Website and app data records

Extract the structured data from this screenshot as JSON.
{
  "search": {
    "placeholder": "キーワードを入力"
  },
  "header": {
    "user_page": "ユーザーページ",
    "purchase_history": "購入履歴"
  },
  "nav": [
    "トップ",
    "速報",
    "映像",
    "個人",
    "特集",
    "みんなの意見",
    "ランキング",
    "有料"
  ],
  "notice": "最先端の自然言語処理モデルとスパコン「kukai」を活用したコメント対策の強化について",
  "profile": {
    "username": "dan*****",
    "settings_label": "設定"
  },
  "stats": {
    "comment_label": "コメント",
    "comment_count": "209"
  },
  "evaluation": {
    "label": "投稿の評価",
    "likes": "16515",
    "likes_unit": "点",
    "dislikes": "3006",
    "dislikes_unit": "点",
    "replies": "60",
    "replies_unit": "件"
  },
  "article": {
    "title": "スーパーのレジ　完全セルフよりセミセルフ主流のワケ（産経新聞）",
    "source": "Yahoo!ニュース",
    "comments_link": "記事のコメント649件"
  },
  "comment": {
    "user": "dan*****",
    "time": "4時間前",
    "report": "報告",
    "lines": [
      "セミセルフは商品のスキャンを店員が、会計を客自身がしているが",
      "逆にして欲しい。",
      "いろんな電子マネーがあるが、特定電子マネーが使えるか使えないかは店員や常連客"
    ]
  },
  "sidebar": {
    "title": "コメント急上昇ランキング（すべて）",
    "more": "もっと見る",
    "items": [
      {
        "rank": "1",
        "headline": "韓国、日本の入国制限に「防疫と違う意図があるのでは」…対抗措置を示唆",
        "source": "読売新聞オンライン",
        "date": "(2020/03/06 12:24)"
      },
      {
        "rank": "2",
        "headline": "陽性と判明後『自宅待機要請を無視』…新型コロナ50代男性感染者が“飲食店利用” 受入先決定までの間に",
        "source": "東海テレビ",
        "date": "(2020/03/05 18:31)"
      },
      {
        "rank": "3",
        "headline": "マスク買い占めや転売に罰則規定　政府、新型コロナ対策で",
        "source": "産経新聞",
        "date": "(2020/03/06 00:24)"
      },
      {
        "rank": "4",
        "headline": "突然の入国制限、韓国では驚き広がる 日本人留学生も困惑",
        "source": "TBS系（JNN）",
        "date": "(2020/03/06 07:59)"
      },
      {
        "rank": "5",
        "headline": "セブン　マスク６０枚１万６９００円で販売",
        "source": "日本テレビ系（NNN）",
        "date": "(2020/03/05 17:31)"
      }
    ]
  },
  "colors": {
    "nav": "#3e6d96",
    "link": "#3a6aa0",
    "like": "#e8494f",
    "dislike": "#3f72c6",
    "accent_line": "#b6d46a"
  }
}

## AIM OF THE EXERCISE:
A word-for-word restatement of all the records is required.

## EXPECTED OUTPUT:
Extract the structured data from this screenshot as JSON.
{
  "search": {
    "placeholder": "キーワードを入力"
  },
  "header": {
    "user_page": "ユーザーページ",
    "purchase_history": "購入履歴"
  },
  "nav": [
    "トップ",
    "速報",
    "映像",
    "個人",
    "特集",
    "みんなの意見",
    "ランキング",
    "有料"
  ],
  "notice": "最先端の自然言語処理モデルとスパコン「kukai」を活用したコメント対策の強化について",
  "profile": {
    "username": "dan*****",
    "settings_label": "設定"
  },
  "stats": {
    "comment_label": "コメント",
    "comment_count": "209"
  },
  "evaluation": {
    "label": "投稿の評価",
    "likes": "16515",
    "likes_unit": "点",
    "dislikes": "3006",
    "dislikes_unit": "点",
    "replies": "60",
    "replies_unit": "件"
  },
  "article": {
    "title": "スーパーのレジ　完全セルフよりセミセルフ主流のワケ（産経新聞）",
    "source": "Yahoo!ニュース",
    "comments_link": "記事のコメント649件"
  },
  "comment": {
    "user": "dan*****",
    "time": "4時間前",
    "report": "報告",
    "lines": [
      "セミセルフは商品のスキャンを店員が、会計を客自身がしているが",
      "逆にして欲しい。",
      "いろんな電子マネーがあるが、特定電子マネーが使えるか使えないかは店員や常連客"
    ]
  },
  "sidebar": {
    "title": "コメント急上昇ランキング（すべて）",
    "more": "もっと見る",
    "items": [
      {
        "rank": "1",
        "headline": "韓国、日本の入国制限に「防疫と違う意図があるのでは」…対抗措置を示唆",
        "source": "読売新聞オンライン",
        "date": "(2020/03/06 12:24)"
      },
      {
        "rank": "2",
        "headline": "陽性と判明後『自宅待機要請を無視』…新型コロナ50代男性感染者が“飲食店利用” 受入先決定までの間に",
        "source": "東海テレビ",
        "date": "(2020/03/05 18:31)"
      },
      {
        "rank": "3",
        "headline": "マスク買い占めや転売に罰則規定　政府、新型コロナ対策で",
        "source": "産経新聞",
        "date": "(2020/03/06 00:24)"
      },
      {
        "rank": "4",
        "headline": "突然の入国制限、韓国では驚き広がる 日本人留学生も困惑",
        "source": "TBS系（JNN）",
        "date": "(2020/03/06 07:59)"
      },
      {
        "rank": "5",
        "headline": "セブン　マスク６０枚１万６９００円で販売",
        "source": "日本テレビ系（NNN）",
        "date": "(2020/03/05 17:31)"
      }
    ]
  },
  "colors": {
    "nav": "#3e6d96",
    "link": "#3a6aa0",
    "like": "#e8494f",
    "dislike": "#3f72c6",
    "accent_line": "#b6d46a"
  }
}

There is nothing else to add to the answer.